DATA RECORDS:
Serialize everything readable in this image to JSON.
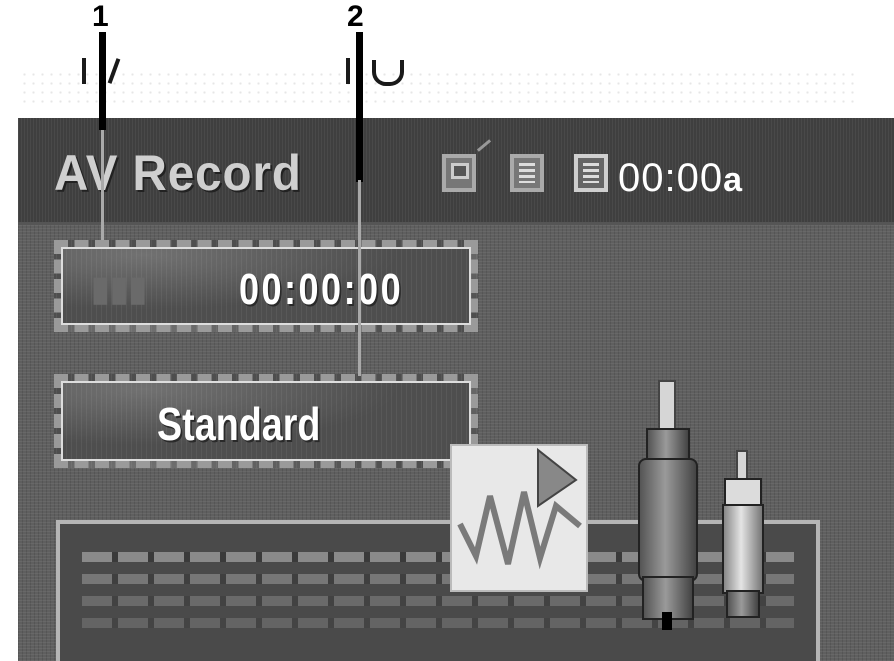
{
  "callouts": {
    "one": "1",
    "two": "2"
  },
  "osd": {
    "title": "AV Record",
    "clock": "00:00",
    "clock_suffix": "a",
    "status_icons": [
      "tv-antenna-icon",
      "disc-icon",
      "disc-active-icon"
    ]
  },
  "panels": {
    "recording_time": "00:00:00",
    "record_mode": "Standard"
  },
  "colors": {
    "screen_bg": "#5f5f5f",
    "title_bar": "#3f3f3f",
    "text": "#ffffff",
    "callout_line": "#000000"
  }
}
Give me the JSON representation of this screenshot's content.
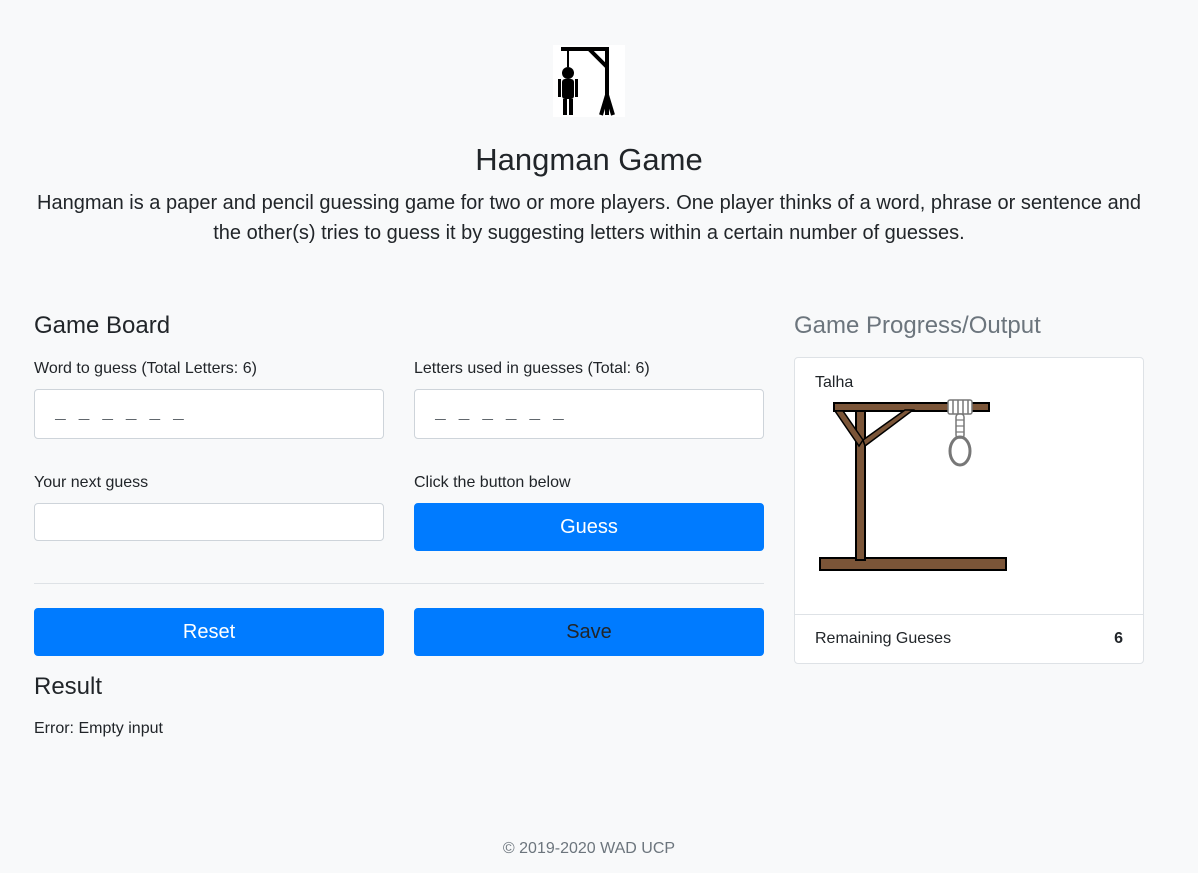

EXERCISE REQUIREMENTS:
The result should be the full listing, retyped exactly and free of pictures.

WRITTEN ANSWER:
Serialize everything readable in this image to JSON.
{
  "callouts": {
    "one": "1",
    "two": "2"
  },
  "osd": {
    "title": "AV Record",
    "clock": "00:00",
    "clock_suffix": "a",
    "status_icons": [
      "tv-antenna-icon",
      "disc-icon",
      "disc-active-icon"
    ]
  },
  "panels": {
    "recording_time": "00:00:00",
    "record_mode": "Standard"
  },
  "colors": {
    "screen_bg": "#5f5f5f",
    "title_bar": "#3f3f3f",
    "text": "#ffffff",
    "callout_line": "#000000"
  }
}
Give me the JSON representation of this screenshot's content.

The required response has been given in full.